Step Seven: You find yourself asking for more knitting books and large batches of wool for your birthday, or for Christmas. You are hopelessly addicted to knitting and carry your knitting bag or basket with you everywhere you go. Your outfits have evolved into eclectic accumulations various of multi-hued hand knitted items such as a beret, a scarf, fingerless gloves, a cardigan and hand made socks. You start wearing sandals in the winter time to display your homemade socks better. The only difference in your summertime wardrobe is that your hand knitted items are made of cotton instead of wool. You have a mad look in your eye. At this point of addiction you are no longer a safe driver, since you will automatically slam on your brakes and rubberneck if you drive by anyone on the street who is wearing hand knitted items. You find yourself distracted in Church by persons wearing sweaters and such that could be done by hand, as you are busy memorizing the pattern.

So there you have it. How to develop your mad mad knitting skillz in seven easy steps.


Matushka Anna said...

That was a HOOT! I have SO got to link to this!

Frankly, it also gives me the nudge that I need. I'm a crocheter and have that "mad look" you noted. I'm on the cusp of asking for yarn and such for birthdays. I'm already a yarn snob. I have never been able to get my stitches to keep from tightening into steel on the needles, but it will take work.

xallanthia said...

Hah, Alana you've come a long way since I left Louisville! And I used to say the same things: it's not that hard, just try it! And I do recognize myself in that list, though I have arrived at a Step 8: get depressed because you are unemployed and moved away from all your friends, stall out on a cross-stitch project, and knit nothing at all for a year... the urge is starting to come back though.

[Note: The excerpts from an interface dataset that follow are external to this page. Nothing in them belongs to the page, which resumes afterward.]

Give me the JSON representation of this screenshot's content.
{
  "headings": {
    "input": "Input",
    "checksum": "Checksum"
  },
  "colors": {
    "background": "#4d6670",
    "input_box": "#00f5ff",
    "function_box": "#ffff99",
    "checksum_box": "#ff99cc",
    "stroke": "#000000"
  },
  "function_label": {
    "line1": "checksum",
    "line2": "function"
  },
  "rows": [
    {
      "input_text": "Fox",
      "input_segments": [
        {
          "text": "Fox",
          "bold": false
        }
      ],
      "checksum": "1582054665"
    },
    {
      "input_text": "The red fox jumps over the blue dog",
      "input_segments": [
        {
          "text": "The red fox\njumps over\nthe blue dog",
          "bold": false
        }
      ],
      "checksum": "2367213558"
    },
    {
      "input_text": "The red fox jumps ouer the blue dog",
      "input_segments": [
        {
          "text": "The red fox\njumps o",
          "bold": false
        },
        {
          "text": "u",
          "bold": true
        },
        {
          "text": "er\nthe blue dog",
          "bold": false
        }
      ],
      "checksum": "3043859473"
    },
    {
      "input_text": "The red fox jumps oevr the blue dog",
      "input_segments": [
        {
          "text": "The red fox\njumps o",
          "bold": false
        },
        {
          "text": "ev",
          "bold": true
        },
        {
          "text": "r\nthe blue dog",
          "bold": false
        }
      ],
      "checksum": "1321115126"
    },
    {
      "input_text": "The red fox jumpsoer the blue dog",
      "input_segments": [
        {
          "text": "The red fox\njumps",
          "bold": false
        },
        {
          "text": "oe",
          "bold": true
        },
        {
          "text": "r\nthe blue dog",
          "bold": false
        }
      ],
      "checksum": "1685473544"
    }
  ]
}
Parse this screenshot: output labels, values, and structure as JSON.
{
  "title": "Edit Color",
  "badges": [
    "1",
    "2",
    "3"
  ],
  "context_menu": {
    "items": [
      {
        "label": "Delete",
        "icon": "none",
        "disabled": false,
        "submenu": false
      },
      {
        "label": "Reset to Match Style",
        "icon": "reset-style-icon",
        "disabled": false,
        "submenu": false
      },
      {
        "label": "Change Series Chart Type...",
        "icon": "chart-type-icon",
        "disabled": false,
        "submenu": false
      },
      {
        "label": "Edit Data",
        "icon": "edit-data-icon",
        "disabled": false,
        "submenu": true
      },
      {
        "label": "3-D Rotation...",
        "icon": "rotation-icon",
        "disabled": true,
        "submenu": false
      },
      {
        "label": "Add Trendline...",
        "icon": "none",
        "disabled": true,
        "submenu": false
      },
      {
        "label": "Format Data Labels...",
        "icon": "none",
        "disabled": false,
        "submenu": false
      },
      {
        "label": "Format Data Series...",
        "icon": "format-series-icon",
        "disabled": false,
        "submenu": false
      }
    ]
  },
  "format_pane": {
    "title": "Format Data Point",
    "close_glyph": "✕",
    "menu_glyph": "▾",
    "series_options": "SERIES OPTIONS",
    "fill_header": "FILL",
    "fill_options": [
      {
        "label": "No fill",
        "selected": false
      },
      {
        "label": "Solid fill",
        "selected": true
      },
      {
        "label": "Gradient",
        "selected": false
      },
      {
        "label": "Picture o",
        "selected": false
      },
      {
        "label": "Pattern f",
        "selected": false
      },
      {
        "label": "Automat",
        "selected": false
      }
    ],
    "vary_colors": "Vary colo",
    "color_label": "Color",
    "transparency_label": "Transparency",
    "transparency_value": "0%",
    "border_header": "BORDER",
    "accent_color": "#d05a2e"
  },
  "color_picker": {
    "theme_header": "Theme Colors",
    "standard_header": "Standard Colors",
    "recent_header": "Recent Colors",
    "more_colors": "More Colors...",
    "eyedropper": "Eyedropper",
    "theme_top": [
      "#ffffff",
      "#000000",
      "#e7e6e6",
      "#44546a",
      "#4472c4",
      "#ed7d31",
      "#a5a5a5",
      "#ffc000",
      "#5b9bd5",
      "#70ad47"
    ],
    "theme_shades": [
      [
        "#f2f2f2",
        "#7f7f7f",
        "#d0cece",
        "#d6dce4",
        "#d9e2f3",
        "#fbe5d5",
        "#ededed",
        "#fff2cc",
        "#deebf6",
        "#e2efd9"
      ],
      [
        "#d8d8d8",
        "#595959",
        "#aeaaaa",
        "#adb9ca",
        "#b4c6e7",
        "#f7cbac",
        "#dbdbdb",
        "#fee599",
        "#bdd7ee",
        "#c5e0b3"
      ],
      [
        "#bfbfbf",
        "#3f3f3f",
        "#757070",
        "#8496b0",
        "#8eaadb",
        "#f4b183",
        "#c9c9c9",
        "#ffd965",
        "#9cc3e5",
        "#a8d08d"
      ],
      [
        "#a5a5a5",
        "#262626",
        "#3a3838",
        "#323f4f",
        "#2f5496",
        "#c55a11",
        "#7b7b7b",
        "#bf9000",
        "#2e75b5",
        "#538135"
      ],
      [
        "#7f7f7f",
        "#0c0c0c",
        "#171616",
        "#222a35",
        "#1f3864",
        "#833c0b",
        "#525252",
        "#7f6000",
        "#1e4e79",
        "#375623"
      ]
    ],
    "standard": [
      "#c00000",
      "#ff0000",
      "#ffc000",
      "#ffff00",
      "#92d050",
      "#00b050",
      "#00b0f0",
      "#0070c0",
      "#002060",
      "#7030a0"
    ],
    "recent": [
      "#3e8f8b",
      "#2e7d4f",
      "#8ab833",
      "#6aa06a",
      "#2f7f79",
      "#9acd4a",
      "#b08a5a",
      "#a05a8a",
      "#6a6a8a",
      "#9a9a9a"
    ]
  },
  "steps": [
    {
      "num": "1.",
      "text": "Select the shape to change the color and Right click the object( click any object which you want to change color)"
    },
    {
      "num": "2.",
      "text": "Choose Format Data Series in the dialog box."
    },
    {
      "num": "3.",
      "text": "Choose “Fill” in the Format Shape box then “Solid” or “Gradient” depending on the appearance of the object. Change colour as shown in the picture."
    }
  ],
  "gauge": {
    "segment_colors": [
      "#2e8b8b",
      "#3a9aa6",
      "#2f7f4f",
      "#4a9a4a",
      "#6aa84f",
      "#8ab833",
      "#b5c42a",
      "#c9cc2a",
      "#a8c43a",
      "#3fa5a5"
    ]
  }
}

And Matushka, I have friends that when I taught them to knit, I would sit next to them saying constantly "relax, relax, it's too tight, relax," but they get there eventually if they keep at it. One thing I've found that helps is, after every row, grasp the needle with the stitches on it in one hand and pull down on the work gently but firmly with the other. The stitches will stretch a little and become slightly easier to work with, and I've also found that people tend to knit at a similar gauge to the work they're knitting into.

Monica said...

After reading Knitting Harlot by Stephanie PEarl-McFee, I see myself interested in moving from knitter to Knitter. I send my husband to the yarn shop for the kids to pick out my Christmas present this year and I just made my first hat.

My thing is, I need someone next to me, walking me throught it. I'm a social knitter.

Alana said...

Monica, find a knitting group. Your yarn shop might be able to hook you up.

Xallanthia, we here in Louisville sure do miss you. Can't imagine you not knitting or a year. Must have been a bad depression. You were on of my main teachers there for a bit. A person cannot be in the same room as you and not get better at knitting.